Now let’s focus on the Game layer.
As you can see it contains different objects: a spaceship and some asteroids.
These objects are drawn through sprites: they are elements mainly based on images and in this case they are children of the Game Layer.
The same applies to the other two layers: the GUI uses a sprite for the label and the command layer uses some other sprites to draw the joypad and the buttons.
So our Scene Graph is deeper than what I’ve previously shown you:
|——– Game at z:0 |——— Asteroids |——— Spaceship |——– GUI at z:1 |——— Labels |——– Command at z:2 |——— Joystick |——— Button A |——— Button B
In Cocos2D a sprite is an instance of CCSprite. Keep in mind I’m only trying to tell you about the main classes, while many other subclasses exist (just a simple example: a label can be better described by the class CCLabelTTF, subclass of CCSprite).
All the elements I showed you so far inherit by a class called CCNode. This class has the basic information needed to describe an object of the Scene Graph.
As you can imagine a game is composed by more than one scene.
Usually a game begins with one or more screens with the logos of the software houses involved in the game, then the player can choose what to do next thanks to a Menu that presents some choices like “Single Player”, “Settings”, “Scores”. Each of these steps can be defined by a different Scene.
To control how these scenes are presented, Cocos2D relies on a special object called Director. The director, as the name says, is the responsible of the scene sequence. Through this element we can detect which is the current scene and move to the next one. The Director is also useful to manage other information, like screen data and frame rate.

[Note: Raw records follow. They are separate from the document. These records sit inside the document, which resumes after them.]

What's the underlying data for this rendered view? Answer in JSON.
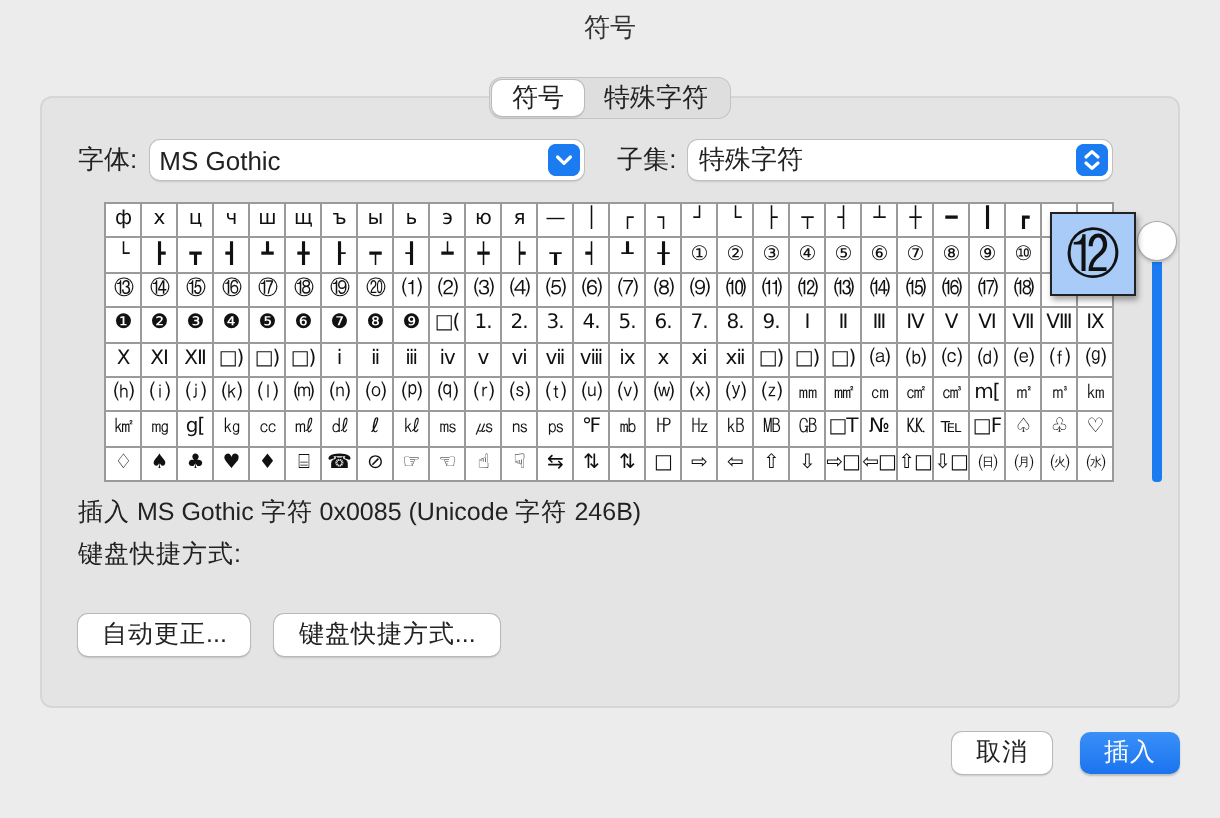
{
  "window": {
    "title": "符号"
  },
  "tabs": [
    {
      "label": "符号",
      "selected": true
    },
    {
      "label": "特殊字符",
      "selected": false
    }
  ],
  "font": {
    "label": "字体:",
    "value": "MS Gothic"
  },
  "subset": {
    "label": "子集:",
    "value": "特殊字符"
  },
  "grid": {
    "rows": [
      [
        "ф",
        "х",
        "ц",
        "ч",
        "ш",
        "щ",
        "ъ",
        "ы",
        "ь",
        "э",
        "ю",
        "я",
        "—",
        "│",
        "┌",
        "┐",
        "┘",
        "└",
        "├",
        "┬",
        "┤",
        "┴",
        "┼",
        "━",
        "┃",
        "┏"
      ],
      [
        "└",
        "┣",
        "┳",
        "┫",
        "┻",
        "╋",
        "┠",
        "┯",
        "┨",
        "┷",
        "┿",
        "┝",
        "┰",
        "┥",
        "┸",
        "╂",
        "①",
        "②",
        "③",
        "④",
        "⑤",
        "⑥",
        "⑦",
        "⑧",
        "⑨",
        "⑩"
      ],
      [
        "⑬",
        "⑭",
        "⑮",
        "⑯",
        "⑰",
        "⑱",
        "⑲",
        "⑳",
        "⑴",
        "⑵",
        "⑶",
        "⑷",
        "⑸",
        "⑹",
        "⑺",
        "⑻",
        "⑼",
        "⑽",
        "⑾",
        "⑿",
        "⒀",
        "⒁",
        "⒂",
        "⒃",
        "⒄",
        "⒅"
      ],
      [
        "❶",
        "❷",
        "❸",
        "❹",
        "❺",
        "❻",
        "❼",
        "❽",
        "❾",
        "□(",
        "1.",
        "2.",
        "3.",
        "4.",
        "5.",
        "6.",
        "7.",
        "8.",
        "9.",
        "Ⅰ",
        "Ⅱ",
        "Ⅲ",
        "Ⅳ",
        "Ⅴ",
        "Ⅵ",
        "Ⅶ",
        "Ⅷ",
        "Ⅸ"
      ],
      [
        "Ⅹ",
        "Ⅺ",
        "Ⅻ",
        "□)",
        "□)",
        "□)",
        "ⅰ",
        "ⅱ",
        "ⅲ",
        "ⅳ",
        "ⅴ",
        "ⅵ",
        "ⅶ",
        "ⅷ",
        "ⅸ",
        "ⅹ",
        "ⅺ",
        "ⅻ",
        "□)",
        "□)",
        "□)",
        "⒜",
        "⒝",
        "⒞",
        "⒟",
        "⒠",
        "⒡",
        "⒢"
      ],
      [
        "⒣",
        "⒤",
        "⒥",
        "⒦",
        "⒧",
        "⒨",
        "⒩",
        "⒪",
        "⒫",
        "⒬",
        "⒭",
        "⒮",
        "⒯",
        "⒰",
        "⒱",
        "⒲",
        "⒳",
        "⒴",
        "⒵",
        "㎜",
        "㎟",
        "㎝",
        "㎠",
        "㎤",
        "m[",
        "㎡",
        "㎥",
        "㎞"
      ],
      [
        "㎢",
        "㎎",
        "g[",
        "㎏",
        "㏄",
        "㎖",
        "㎗",
        "ℓ",
        "㎘",
        "㎳",
        "㎲",
        "㎱",
        "㎰",
        "℉",
        "㏔",
        "㏋",
        "㎐",
        "㎅",
        "㎆",
        "㎇",
        "□T",
        "№",
        "㏍",
        "℡",
        "□F",
        "♤",
        "♧",
        "♡"
      ],
      [
        "♢",
        "♠",
        "♣",
        "♥",
        "♦",
        "⌸",
        "☎",
        "⊘",
        "☞",
        "☜",
        "☝",
        "☟",
        "⇆",
        "⇅",
        "⇅",
        "□",
        "⇨",
        "⇦",
        "⇧",
        "⇩",
        "⇨□",
        "⇦□",
        "⇧□",
        "⇩□",
        "㈰",
        "㈪",
        "㈫",
        "㈬"
      ]
    ],
    "magnified": "⑫"
  },
  "info": "插入 MS Gothic 字符 0x0085 (Unicode 字符 246B)",
  "shortcut_label": "键盘快捷方式:",
  "panel_buttons": [
    "自动更正...",
    "键盘快捷方式..."
  ],
  "buttons": [
    {
      "label": "取消",
      "kind": "secondary"
    },
    {
      "label": "插入",
      "kind": "default"
    }
  ]
}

Let’s do it!
Believe it or not… these are all the components you need to create your first (no audio, no physics, single player) simple game.
Where to go next?
Right now you have an overview of the main components needed to start with Cocos2d. Obviously there are many other important aspects to grasp.
First you have to download and install Cocos2d :) . This is extremely simple, just follow the instructions you find in the Readme.txt to install some really useful templates for Xcode and you are all set.
You can choose between the version 1 and 2 (they are slightly different though and some code for a version doesn’t work well with the other version). You can also get the development version that is the most updated but it is not considered as Stable. You’re free to take your risks
The next tutorial that I’d read after this introduction is “How to make a simple iPhone game with Cocos2D” by Ray Wenderlich. It is a three part tutorial but in my opinion the first part is what you need to really understand how to write code for Cocos2d.
Ray’s website is the best resource that you’ll find online for Cocos2D. It has a huge list of tutorials from beginner to advanced.
Steffen is the author of the best book I’ve read about Cocos2d. This book at the moment is the only one that’s completely updated at the version 2.X.
Plus, he is the developer of a really interesting framework called Kobold2d. I consider this framework an evolution of Cocos2d, but to be honest I haven’t tried it yet. Reading his book I’ve read many information about Kobold and I’m sure it’s worth a try.
Last but not least, Steffen writes really interesting tutorials that you can find at his blog.
You probably already know Maniacdev, it is a great resource. Here you can find a list of Cocos2D example and searching for Cocos2d you get many other selected articles.
It’s too early to speak about Physics and I haven’t introduced the subject so please consider this paragraph kind of Off-Topic, but Cocos2D comes with 2 Physics engines: Box2D and Chipmunk.
Personally, I prefer Box2D, so yes my next suggestions are lean towards that. When it comes time for you to learn how to use Box2D please take a look a this website. Here you’ll find the best tutorials about it.
The author is also the developer of R.U.B.E. a box2D editor that helps you write complex scenes.
The last link is the official documentation (nothing more than a technical reference).
I know that there are many other resources, I’ve spent a lot of time googling, reading books and tutorials and I’m confident in saying that you don’t need more then what I listed here to begin with Cocos2d in easiest and most reliable way.